The simplest way to demonstrate Newton's law (2) is by using a linear air track to which a ticker tape is attached (See Fig. 1). By generating a constant acceleration, one can then obtain the numerical value by analysis of the dot spacing on the tape. Of course, several trial runs need to be performed first in order to normalize the process. In the diagram below, the linear track is shown at a slight incline as well as the tape dots produced from the motion.
From this the acceleration, a, can be computed knowing the tape imprints a dot every 1/50 sec or 0.02s (such as we used in Barbados based on a 50 Hz supply). From this we can ascertain a uniform acceleration a = 3 m/s/s. Other demonstrations can be made by modifying the demonstrations of Figs. 1, 2 of the previous Mechanics instalment. For example, if we exert an applied force F that is adequate to overcome the frictional force f, then we obtain a net resultant force (F – f) > 0, and so Newton’s 2nd law will now apply. Similarly, in the demonstration for Fig. 2 (previous blog instalment), if we now attach a slight mass m’ to m2 so that now: (m2 + m’) > m1 we will find a net motion in the direction of m2, and hence a net resultant force such that:
(m2 + m’)g > m1 g so that: T2 > T1
Similarly, one can make inferences on how the graphs of motions will change, say if the tape data from the linear air track experiment is used as opposed to the uniform motion from Fig. 3. If then, we have an acceleration: a = 3 m/s then v = at = 3t and clearly the slope (v2 – v1)/ delta t is no longer constant. Thus:
m (v2 – v1)/ delta t = ma = F
confirming the 2nd law.
The key here is that we’re now dealing with an unbalanced force.
2. Deducing whether the 1st or 2nd law applies from analysis of the motion.
One of the most general applications of mechanics is for analysis motions of bodies and determining whether they are in uniform or accelerated motion. Graphing of the motions can easily enable us to determine those cases for which the 1st law (uniform motion) applies, as shown in Fig. 2. The top graph gives the displacement s in terms of the time as: s = 2t. The bottom graph gives the velocity based on this motion, which will be: v = s/t = 2t/t = 2, say in meters per second. Since there is no initial velocity, u = 0, then (v – u)/ t = 0 and the slope the v-t graph is zero. Meanwhile, the graph of the s-t graph (top) has constant slope. In either of these instances one can infer there is uniform motion and hence Newton’s 1st law of motion applies.
3. Another experimental setup to analyze acceleration (the inclined plane).
Another experimental demonstration which can be done uses an adjustable inclined plane for which the angle of incline,Θ , can be set. This device is shown In Fig. 3 with a mass (‘car’) on it.

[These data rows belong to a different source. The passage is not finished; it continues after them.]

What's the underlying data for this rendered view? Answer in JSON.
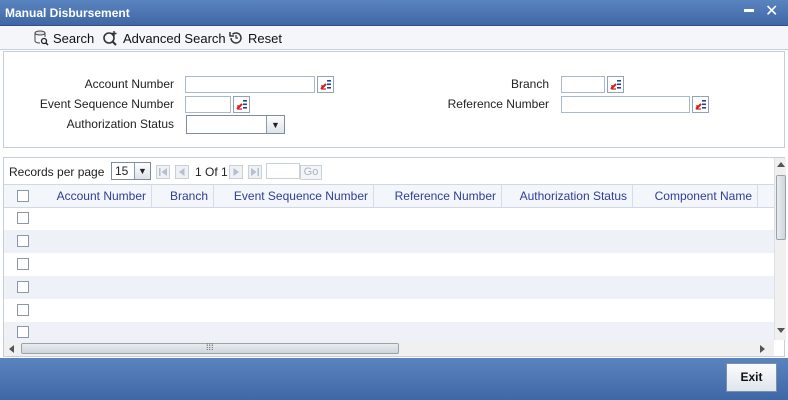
{
  "window": {
    "title": "Manual Disbursement",
    "minimize_glyph": "▬",
    "close_glyph": "✕"
  },
  "toolbar": {
    "search_label": "Search",
    "advanced_search_label": "Advanced Search",
    "reset_label": "Reset"
  },
  "form": {
    "account_number_label": "Account Number",
    "account_number_value": "",
    "branch_label": "Branch",
    "branch_value": "",
    "event_sequence_number_label": "Event Sequence Number",
    "event_sequence_number_value": "",
    "reference_number_label": "Reference Number",
    "reference_number_value": "",
    "authorization_status_label": "Authorization Status",
    "authorization_status_value": ""
  },
  "pager": {
    "records_per_page_label": "Records per page",
    "records_per_page_value": "15",
    "page_info": "1 Of 1",
    "go_label": "Go"
  },
  "grid": {
    "columns": [
      "Account Number",
      "Branch",
      "Event Sequence Number",
      "Reference Number",
      "Authorization Status",
      "Component Name"
    ],
    "row_count": 6
  },
  "footer": {
    "exit_label": "Exit"
  },
  "colors": {
    "title_bar": "#4a72b0",
    "header_text": "#2e3d9c",
    "alt_row": "#eef2f8"
  },
  "icons": [
    "search-icon",
    "advanced-search-icon",
    "reset-icon",
    "lov-icon",
    "first-page-icon",
    "prev-page-icon",
    "next-page-icon",
    "last-page-icon"
  ]
}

The benefit of this device is that it not only can be used to demonstrate the 2nd law, but also the transition conditions from the 1st to the 2nd laws. For example, start the apparatus such that the car is in equilibrium and no motion is evident. Then it means that THREE forces are in balance in a condition of impending motion which will be in accord with the 2nd law. The diagram of this equilibrium, for which the 1st law applies, is shown in Fig. 4.
The trick then is to find the force F to just nudge the mass into sliding. This will be the force of static friction. Before this slide occurs, the three main forces are in balance as shown in the portion of diagram to the right – hence Newton’s 1st law applies. From this the coefficient of static friction can be found such that: u_s = F /N = tan Θ , where N denotes the normal force. Once the mass begins to slide then we have the resultant force acting down the incline and along it:
F = mg sin Θ = ma
1)A car moves at 10 m/s for a period of 5 seconds then slows to 5 m/s over the next 10 seconds. Explain the changes in motion and which, if any, of Newton’s laws apply during the stages of the motion, giving reasons.
2)For the demonstration of Newton’s 1st law in Fig.1 (previous instalment), let f = u_k N, where N is the normal force and u_k is the coefficient of kinetic friction. If the weight of the mass being moved is 1 kg and u_k = 0.1, what is the smallest magnitude of the applied force F needed to still allow the 1st law to apply?